- A monthly spread full of word and logic puzzles, general knowledge – all topic related. Answers appear at the inside back cover of the magazine.
- Run by Wordworm, this section interviews authors of certain books, for example The Bone Sparrow by Zana Fraillon. It is supported by Book Trust.
- Every month a two-page story from new writers, often running to two monthly parts.
Aquila News (previously Over To You)
- A page where readers can send in letters, reviews, stories, or poems.
Pen Friend Club
- Readers who are looking for penfriends send in details of their name, age, interests and what sort of penfriend they are looking for. This item appears very occasionally, and has now disappeared due to the growing number of 'Aquilanauts' or readers of Aquila.
- Each magazine features competitions. Every year, there is a "Finish the Story" challenge. Winners are always credited in later magazines and often their practical work will be reproduced.
Features that no longer exist
- Once a feature related to English, in the earliest issues, Wordworm's pages regularly featured a list of words linked to the month's topic, with multiple choice definitions. The reader then had to identify the correct definition.
Magic Maths (previously Fun with Maths)
- A page usually featuring number puzzles, but also occasionally introducing mathematical concepts and explaining them in detail. Examples of factual pages have included a feature on prime numbers, and the Golden Ratio. Very occasionally, the page featured a biography of a famous mathematician. In later issues, it moved to the back of the magazine, and became half a page, and in September 2017, it was replaced by an activity to make a pomander, and finally disappeared altogether to make more room for Aquila News.
It's The Law
- In older issues, "It's The Law" occasionally replaced Aquila peers into the past..., and it explained the laws that may affect Aquila readers, and how laws are passed.
- An occasional feature which outlines the basic principles of many different sports from football to the less well known, or even invented games.
- A music page called "In Tune" runs occasionally. It has covered famous composers, choir singing and making music.

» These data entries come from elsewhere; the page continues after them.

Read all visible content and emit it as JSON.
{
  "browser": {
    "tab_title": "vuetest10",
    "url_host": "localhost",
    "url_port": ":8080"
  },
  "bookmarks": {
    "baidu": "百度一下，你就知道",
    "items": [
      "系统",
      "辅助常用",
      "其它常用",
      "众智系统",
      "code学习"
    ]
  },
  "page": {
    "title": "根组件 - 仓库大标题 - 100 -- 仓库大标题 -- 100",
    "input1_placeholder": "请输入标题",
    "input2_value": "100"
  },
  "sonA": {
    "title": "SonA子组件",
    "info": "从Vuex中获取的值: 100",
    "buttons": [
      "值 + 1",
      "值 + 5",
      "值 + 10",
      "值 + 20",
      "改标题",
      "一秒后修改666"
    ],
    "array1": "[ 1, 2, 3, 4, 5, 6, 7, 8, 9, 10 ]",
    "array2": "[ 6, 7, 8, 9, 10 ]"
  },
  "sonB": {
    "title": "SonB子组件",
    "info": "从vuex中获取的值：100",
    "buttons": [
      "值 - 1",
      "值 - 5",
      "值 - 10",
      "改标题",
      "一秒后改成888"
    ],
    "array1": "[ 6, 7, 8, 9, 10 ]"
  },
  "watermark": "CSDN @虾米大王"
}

Paws for thought
- The office terrier named Pepe has his own page where he has tips for pet owners, and articles about animals.
Aquila (children's magazine) Facts for Kids. Kiddle Encyclopedia.